Aung San Suu Kyi's commitment to turn a blind eye to the
violent May 30 attack on her convoy in exchange for her
release and a resumption of political dialogue. We can
appreciate the GOJ's frustration with the political stalemate
in Burma, but we don't believe such a drastic compromise on
the part of ASSK or the NLD is in the cards. End summary.



2. (C) According to Japanese Embassy Political Counselor
Ichiro Maruyama, an unnamed senior official of MOFA's Asia
Pacific Division made a quiet visit to Rangoon on August 20
and met with Brigadier General Kyaw Thein (Chief of Staff for
military intelligence) to discuss the current political
crisis in Burma. The MOFA official stopped off in Rangoon
after a swing through SE Asia, including a meeting in Kuala
Lumpur with U.N. Special Envoy Razali (Note: We believe the
MOFA official may have been Asia Pacific Division Deputy DG
Shinichi or SE Asia Division Director Yamanouchi. End note).

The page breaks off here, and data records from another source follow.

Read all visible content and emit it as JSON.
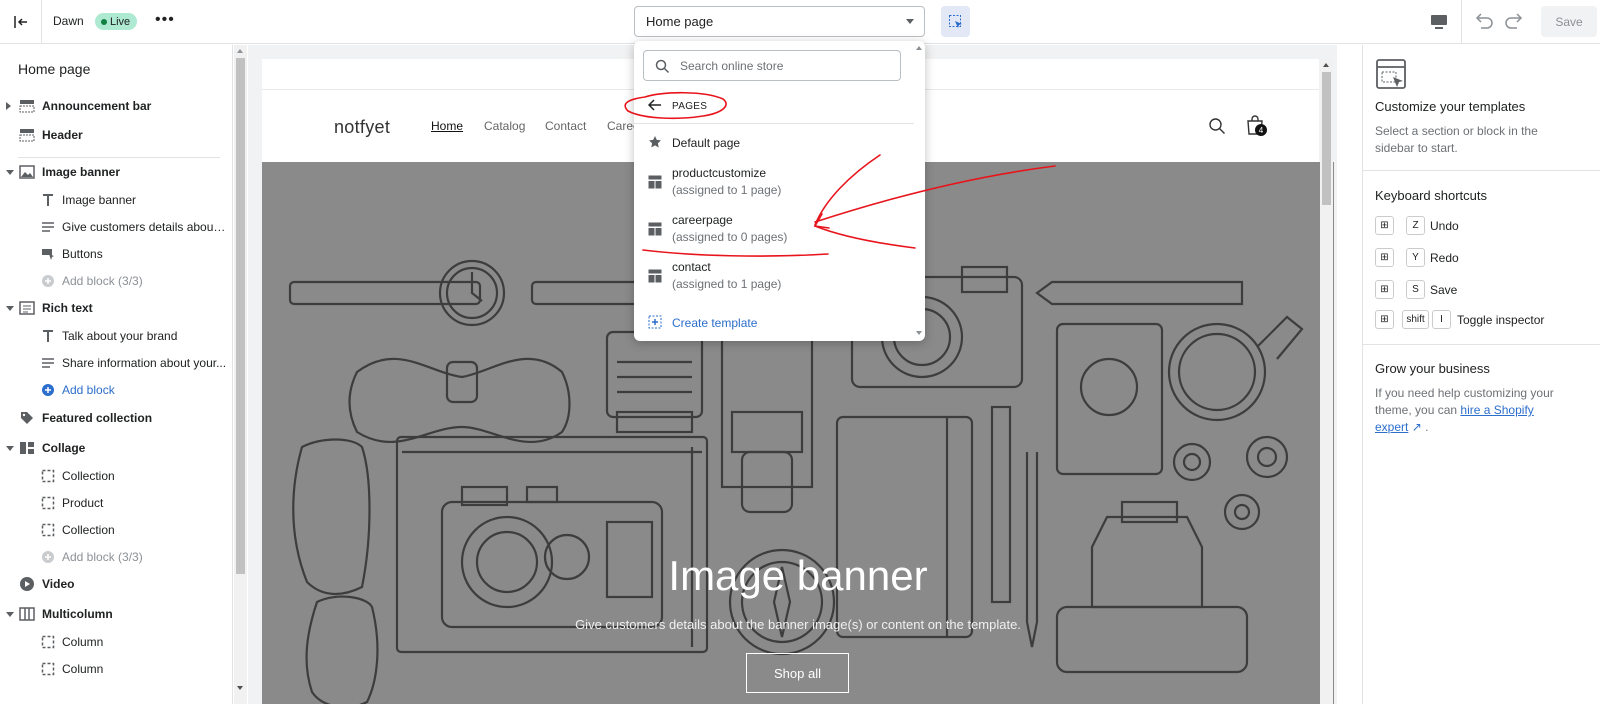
{
  "topbar": {
    "theme_name": "Dawn",
    "live_label": "Live",
    "template_select": "Home page",
    "save_label": "Save"
  },
  "sidebar": {
    "title": "Home page",
    "rows": [
      {
        "label": "Announcement bar",
        "icon": "announcement-icon"
      },
      {
        "label": "Header",
        "icon": "header-icon"
      },
      {
        "label": "Image banner",
        "icon": "image-icon"
      },
      {
        "label": "Image banner",
        "icon": "text-icon"
      },
      {
        "label": "Give customers details about ...",
        "icon": "paragraph-icon"
      },
      {
        "label": "Buttons",
        "icon": "buttons-icon"
      },
      {
        "label": "Add block (3/3)",
        "icon": "add-circle-icon"
      },
      {
        "label": "Rich text",
        "icon": "rich-text-icon"
      },
      {
        "label": "Talk about your brand",
        "icon": "text-icon"
      },
      {
        "label": "Share information about your...",
        "icon": "paragraph-icon"
      },
      {
        "label": "Add block",
        "icon": "add-circle-icon"
      },
      {
        "label": "Featured collection",
        "icon": "tag-icon"
      },
      {
        "label": "Collage",
        "icon": "collage-icon"
      },
      {
        "label": "Collection",
        "icon": "dashed-box-icon"
      },
      {
        "label": "Product",
        "icon": "dashed-box-icon"
      },
      {
        "label": "Collection",
        "icon": "dashed-box-icon"
      },
      {
        "label": "Add block (3/3)",
        "icon": "add-circle-icon"
      },
      {
        "label": "Video",
        "icon": "play-icon"
      },
      {
        "label": "Multicolumn",
        "icon": "columns-icon"
      },
      {
        "label": "Column",
        "icon": "dashed-box-icon"
      },
      {
        "label": "Column",
        "icon": "dashed-box-icon"
      }
    ]
  },
  "dropdown": {
    "search_placeholder": "Search online store",
    "section": "PAGES",
    "items": [
      {
        "title": "Default page",
        "sub": ""
      },
      {
        "title": "productcustomize",
        "sub": "(assigned to 1 page)"
      },
      {
        "title": "careerpage",
        "sub": "(assigned to 0 pages)"
      },
      {
        "title": "contact",
        "sub": "(assigned to 1 page)"
      }
    ],
    "create_label": "Create template"
  },
  "preview": {
    "logo": "notfyet",
    "nav": [
      "Home",
      "Catalog",
      "Contact",
      "Caree"
    ],
    "cart_count": "4",
    "banner_title": "Image banner",
    "banner_sub": "Give customers details about the banner image(s) or content on the template.",
    "banner_button": "Shop all"
  },
  "rightpanel": {
    "customize_title": "Customize your templates",
    "customize_text": "Select a section or block in the sidebar to start.",
    "shortcuts_title": "Keyboard shortcuts",
    "shortcuts": [
      {
        "keys": [
          "⊞",
          "Z"
        ],
        "label": "Undo"
      },
      {
        "keys": [
          "⊞",
          "Y"
        ],
        "label": "Redo"
      },
      {
        "keys": [
          "⊞",
          "S"
        ],
        "label": "Save"
      },
      {
        "keys": [
          "⊞",
          "shift",
          "I"
        ],
        "label": "Toggle inspector"
      }
    ],
    "grow_title": "Grow your business",
    "grow_text": "If you need help customizing your theme, you can",
    "grow_link": "hire a Shopify expert",
    "grow_end": "."
  },
  "colors": {
    "accent": "#2c6ecb",
    "live_badge": "#aee9d1",
    "banner_bg": "#8a8a8a",
    "annotation": "#e8141b"
  }
}
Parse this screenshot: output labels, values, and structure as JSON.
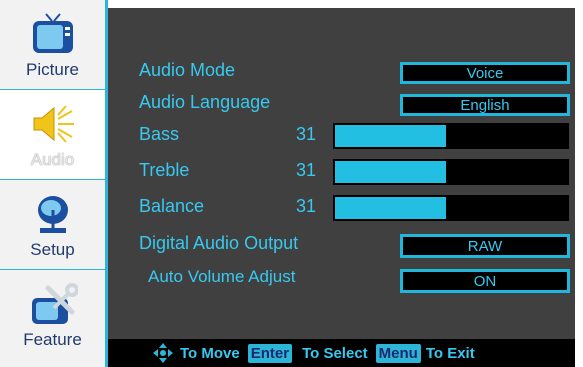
{
  "sidebar": {
    "tabs": [
      {
        "label": "Picture",
        "icon": "tv-icon"
      },
      {
        "label": "Audio",
        "icon": "speaker-icon"
      },
      {
        "label": "Setup",
        "icon": "satellite-dish-icon"
      },
      {
        "label": "Feature",
        "icon": "tv-tools-icon"
      }
    ],
    "active": "Audio"
  },
  "menu": {
    "audio_mode": {
      "label": "Audio Mode",
      "value": "Voice"
    },
    "audio_language": {
      "label": "Audio Language",
      "value": "English"
    },
    "bass": {
      "label": "Bass",
      "value": "31",
      "level": 0.48
    },
    "treble": {
      "label": "Treble",
      "value": "31",
      "level": 0.48
    },
    "balance": {
      "label": "Balance",
      "value": "31",
      "level": 0.48
    },
    "digital_audio_output": {
      "label": "Digital Audio Output",
      "value": "RAW"
    },
    "auto_volume_adjust": {
      "label": "Auto Volume Adjust",
      "value": "ON"
    }
  },
  "footer": {
    "move_text": "To Move",
    "enter_key": "Enter",
    "select_text": "To Select",
    "menu_key": "Menu",
    "exit_text": "To Exit"
  },
  "colors": {
    "accent": "#2cb5d6",
    "text": "#37c9f0",
    "panel": "#404040"
  }
}
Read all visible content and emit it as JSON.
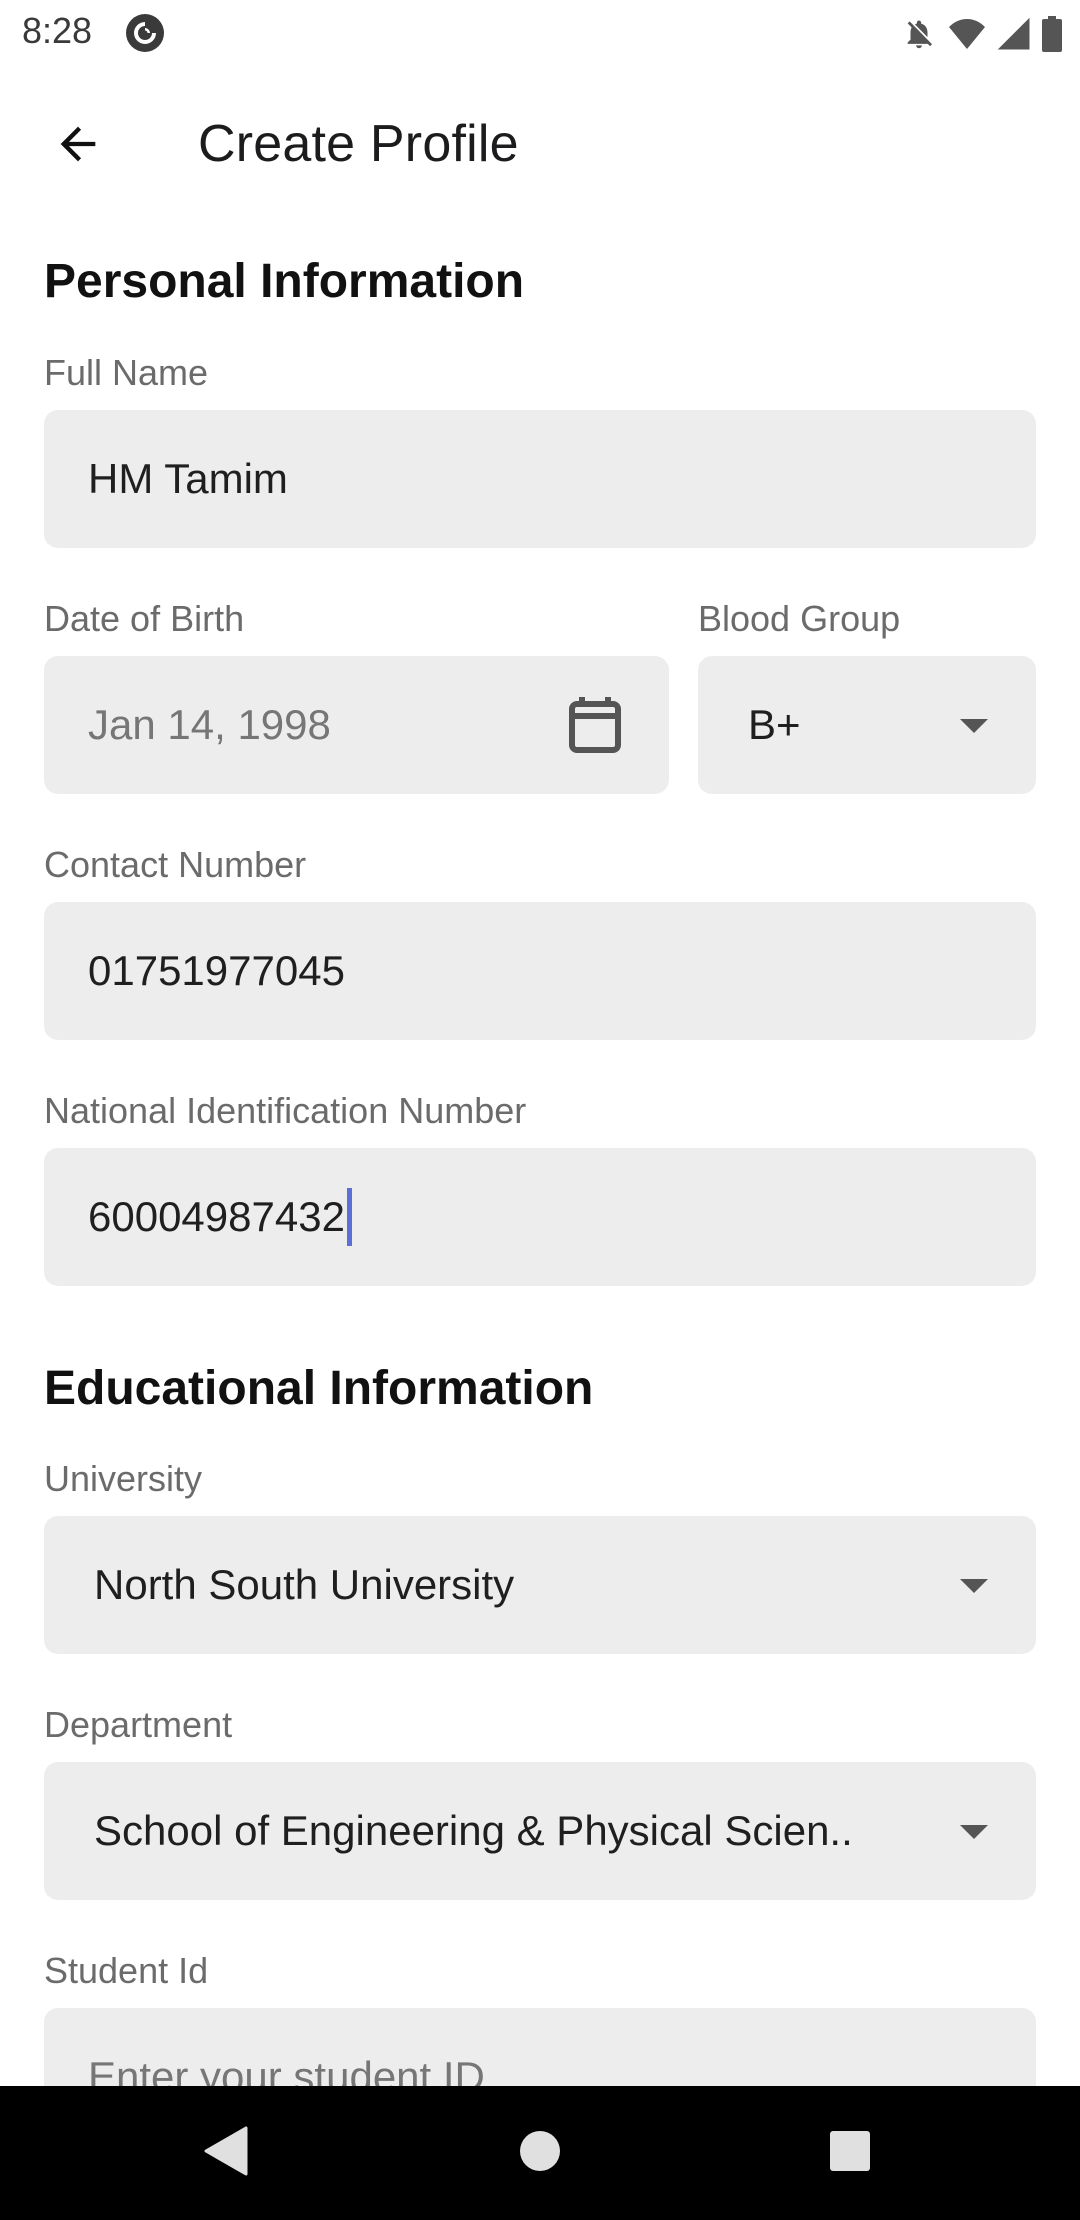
{
  "status_bar": {
    "time": "8:28",
    "app_icon": "pocket-casts-icon",
    "icons": [
      "bell-off-icon",
      "wifi-icon",
      "cellular-signal-icon",
      "battery-icon"
    ]
  },
  "app_bar": {
    "back_icon": "arrow-left-icon",
    "title": "Create Profile"
  },
  "personal": {
    "section_title": "Personal Information",
    "full_name": {
      "label": "Full Name",
      "value": "HM Tamim"
    },
    "dob": {
      "label": "Date of Birth",
      "value": "Jan 14, 1998",
      "icon": "calendar-icon"
    },
    "blood_group": {
      "label": "Blood Group",
      "value": "B+"
    },
    "contact": {
      "label": "Contact Number",
      "value": "01751977045"
    },
    "nid": {
      "label": "National Identification Number",
      "value": "60004987432"
    }
  },
  "education": {
    "section_title": "Educational Information",
    "university": {
      "label": "University",
      "value": "North South University"
    },
    "department": {
      "label": "Department",
      "value": "School of Engineering & Physical Scien.."
    },
    "student_id": {
      "label": "Student Id",
      "placeholder": "Enter your student ID"
    }
  },
  "nav_bar": {
    "buttons": [
      "back-triangle-icon",
      "home-circle-icon",
      "recents-square-icon"
    ]
  },
  "colors": {
    "field_background": "#ededed",
    "caret": "#5b6fd6",
    "nav_background": "#000000"
  }
}
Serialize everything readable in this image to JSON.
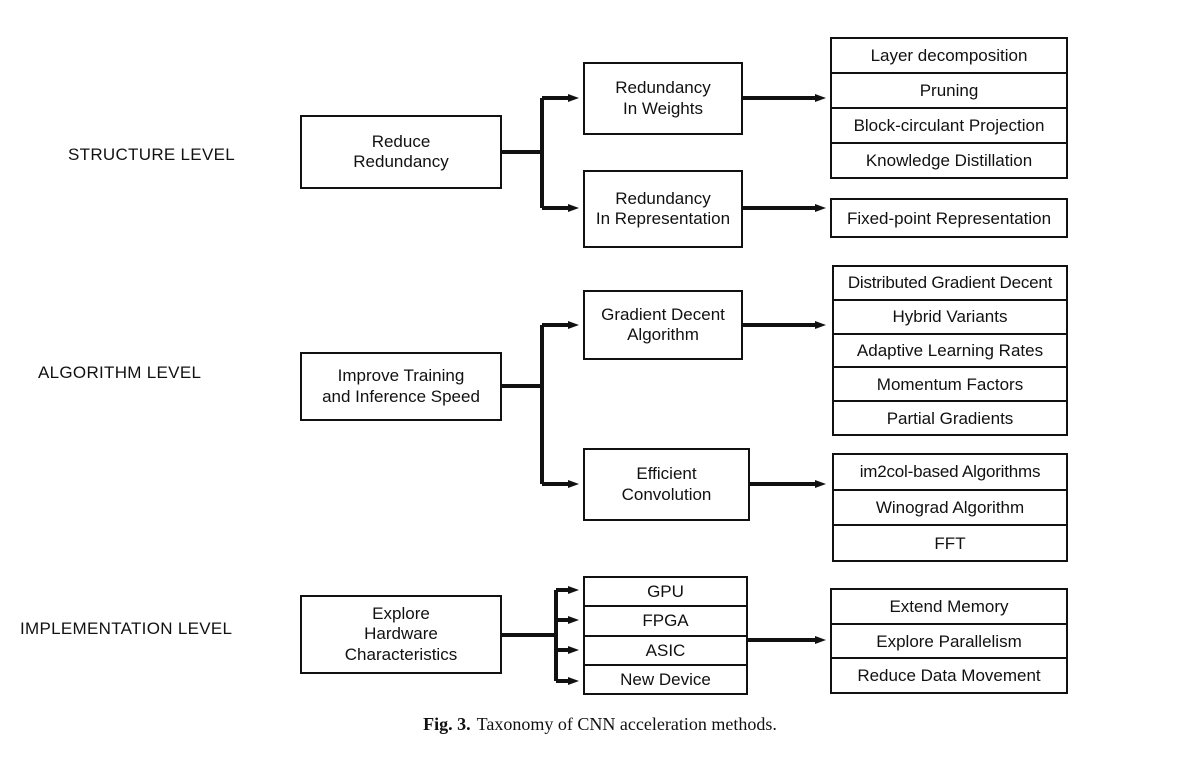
{
  "figure": {
    "caption_label": "Fig. 3.",
    "caption_text": "Taxonomy of CNN acceleration methods.",
    "line_color": "#111111",
    "background_color": "#ffffff"
  },
  "levels": [
    {
      "label": "STRUCTURE LEVEL",
      "root": "Reduce\nRedundancy",
      "branches": [
        {
          "title": "Redundancy\nIn Weights",
          "leaves": [
            "Layer decomposition",
            "Pruning",
            "Block-circulant Projection",
            "Knowledge Distillation"
          ]
        },
        {
          "title": "Redundancy\nIn Representation",
          "leaves": [
            "Fixed-point Representation"
          ]
        }
      ]
    },
    {
      "label": "ALGORITHM LEVEL",
      "root": "Improve Training\nand Inference Speed",
      "branches": [
        {
          "title": "Gradient Decent\nAlgorithm",
          "leaves": [
            "Distributed Gradient Decent",
            "Hybrid Variants",
            "Adaptive Learning Rates",
            "Momentum Factors",
            "Partial Gradients"
          ]
        },
        {
          "title": "Efficient\nConvolution",
          "leaves": [
            "im2col-based Algorithms",
            "Winograd Algorithm",
            "FFT"
          ]
        }
      ]
    },
    {
      "label": "IMPLEMENTATION LEVEL",
      "root": "Explore\nHardware\nCharacteristics",
      "hardware": [
        "GPU",
        "FPGA",
        "ASIC",
        "New Device"
      ],
      "outcomes": [
        "Extend Memory",
        "Explore Parallelism",
        "Reduce Data Movement"
      ]
    }
  ]
}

3. (C) Maruyama told the Pol/Econ chief that the Japanese
Embassy has developed a proposal for the SPDC, apparently
endorsed by the visiting MOFA official, which would involve
an agreement between Burma's military regime and detained NLD
leader Aung San Suu Kyi to make respective compromises aimed
at resolving the current stalemate. Under the Japanese
proposal, ASSK would agree not to criticize the May 30 attack
on her convoy in north central Burma, and in turn the SPDC
would agree to release her from detention, resume a political
dialogue, and produce a timeline for a transition to
democracy.



4. (C) Pol/Econ chief opined that ASSK and the NLD were
unlikely to agree to turn a blind eye to a premeditated
attack and subsequent crackdown that had resulted in scores
of NLD members and supporters killed, for which the SPDC has
offered no apology nor admitted any role. Maruyama agreed
and said the proposal was a long shot, but responded that the
GOJ is eager to undertake any effort that can help resolve
the current crisis. Asked if the GOJ had pursued permission
from the SPDC to see ASSK, Maruyama said the MOFA official
had requested a visit, but military intelligence officials
replied with an emphatic "no" and explained that SPDC
Chairman Than Shwe alone made all decisions related to ASSK's
detention.



5. (C) According to Maruyama, the Japanese Embassy will
quietly pursue their proposal with the SPDC and if there is
sufficient interest in the "compromise" scenario, PM Koizumi
will phone SPDC Chairman Than Shwe to discuss details.
Maruyama said that the GOJ believes a credible international
mediator is necessary to carry out the proposal, but that
Special Envoy Razali, the most likely candidate, is
frustrated with the situation in Burma and has been
repeatedly denied a visa for a return visit to Rangoon. The
GOJ is therefore giving consideration to consulting with the
U.S. and ASEAN to identify a special mediator who would
complement, or even replace, Razali and his dialogue efforts.



6. (C) Comment: Maruyama, like his Ambassador (reftel),
favors engaging the Burmese regime and is displeased with his
government's decision to suspend new assistance from Japan to
Burma. He and his colleagues have excellent contacts with
the Burmese military intelligence who report that the SPDC is
looking for a face-saving opportunity to release ASSK.
However, the Japanese Embassy does not have close ties to the
NLD and we suspect that any effort to pursue such a drastic
compromise -- one that would require ASSK to overlook to
worst setback to the democracy movement in over a decade --
will fall flat.
Martinez